To begin, I do explain to my students that interrogative sentences ask questions. To help them better detect those questions when they are not quite to that level of understanding yet, I provide an easy tip: look for a key word at the beginning of the sentence. We call these our question words, because I have them displayed on a large, oversized question mark in my classroom. The concept is simple: if a sentence begins with a question word, it should end with a question mark. I tell students to check our question mark for the first word of the sentence. If they find it, they know that sentence will need a question mark at the end. At first, they depend a lot on our wall reference. Over time, with continued instruction, they develop a better understanding of what it means to ask a question, and they need the reference less and less. 

I will say that the collection on my question mark is not an exhaustive list; there are several missing. These are just some of the most common ones I knew my students would encounter. You may choose to display many more -or less- on your own!
As we continue practicing with these sentences, I begin to implement practice with expression while reading. Look at the sentences below. We began with nothing but the red words. No end marks. First, we read the sentence. We examine the first word (circle it in blue), and the students hunt for the words on our large question mark. If they find the word on the question mark, we then add our own question mark at the end of the sentence. Tip: I keep a fly swatter on hand, and the student that finds the word first on the question mark gets to "splat" it with the fly swatter. 

Next, we talk about how we read sentences that end with a question mark. I model reading a sentence that ends with a period. I draw a straight, flat line under that sentence to represent the tone in my voice, as it does not change. Then, we revisit our interrogative sentence. I read the sentence again, drawing a different black line, which will rise with the last word. Students follow along, watching the line I draw and listening as I read. Then, they practice reading the same way. We do this for every sentence. It's a tedious process, but really, the students love it. I think the lines help them better visualize the changes in their voices as they read. Tip: Add a kinesthetic element to this activity by having students move their hand in a straight line as they read, and then raise their hands as their voices rise toward the end of the sentence. 
For continued application, we play a game of "Mark It!" This is my adapted version of a game known as "Alphabet Prosody" in the text Fifty Nifty Activities for 5 Components and 3 Tiers of Reading Instruction. This activity is a great way to practice fluency with prosodic features while also reinforcing alphabetic knowledge. In "Mark It!" students have to apply what they know about punctuation marks to read letters of the alphabet with expression.

Creating this activity is simple: use popsicle sticks to make a set of alphabet letters as well as several sets of punctuation marks (. ! ?).
To play, each student draws five alphabet letters and five punctuation marks. The student arranges his/her letters and punctuation marks in any pattern or order. Then the student reads each letter with expression according to the punctuation mark that follows it. Each student draws new letters and creates new patters to continue the activity as long as desired.

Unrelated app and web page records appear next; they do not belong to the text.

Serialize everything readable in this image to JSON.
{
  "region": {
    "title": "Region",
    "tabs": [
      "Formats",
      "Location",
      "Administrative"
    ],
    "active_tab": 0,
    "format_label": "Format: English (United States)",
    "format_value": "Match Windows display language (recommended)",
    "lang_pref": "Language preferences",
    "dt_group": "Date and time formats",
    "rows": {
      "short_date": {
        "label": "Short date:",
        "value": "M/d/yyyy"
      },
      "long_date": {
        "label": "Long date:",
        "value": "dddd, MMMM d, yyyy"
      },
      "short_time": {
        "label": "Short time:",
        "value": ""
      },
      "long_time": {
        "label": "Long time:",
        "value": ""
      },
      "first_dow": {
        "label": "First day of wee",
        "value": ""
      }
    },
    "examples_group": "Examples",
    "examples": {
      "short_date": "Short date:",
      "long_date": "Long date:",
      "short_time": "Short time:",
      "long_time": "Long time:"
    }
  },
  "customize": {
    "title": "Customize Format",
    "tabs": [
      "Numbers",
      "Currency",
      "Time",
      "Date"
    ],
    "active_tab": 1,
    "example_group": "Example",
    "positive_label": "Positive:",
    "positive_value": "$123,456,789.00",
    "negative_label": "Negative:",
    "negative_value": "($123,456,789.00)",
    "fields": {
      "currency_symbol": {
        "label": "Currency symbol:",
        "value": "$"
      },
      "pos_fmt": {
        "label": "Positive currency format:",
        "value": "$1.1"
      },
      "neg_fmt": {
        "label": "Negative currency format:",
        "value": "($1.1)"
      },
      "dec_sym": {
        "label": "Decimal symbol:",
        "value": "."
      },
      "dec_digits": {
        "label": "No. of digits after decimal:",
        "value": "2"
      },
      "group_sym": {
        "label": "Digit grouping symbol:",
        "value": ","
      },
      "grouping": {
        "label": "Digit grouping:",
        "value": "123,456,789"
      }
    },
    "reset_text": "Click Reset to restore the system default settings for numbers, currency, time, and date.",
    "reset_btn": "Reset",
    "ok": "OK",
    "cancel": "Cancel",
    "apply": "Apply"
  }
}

My students love this activity. It is such a fun way to reinforce the expressions associated with punctuation, and since you only use letters of the alphabet, the reading component of this exercise is not intimidating for young or struggling readers. 
If you don't want to use popsicle sticks, I have an alternate, ready-made version of this activity as well as multiple additional resources available in my new TPT product Writing & Reading Interrogative Sentences: Resources for Young Learners  now available in the Tally Tales TPT store.

See the images below for a quick preview of the goodies available in this new product!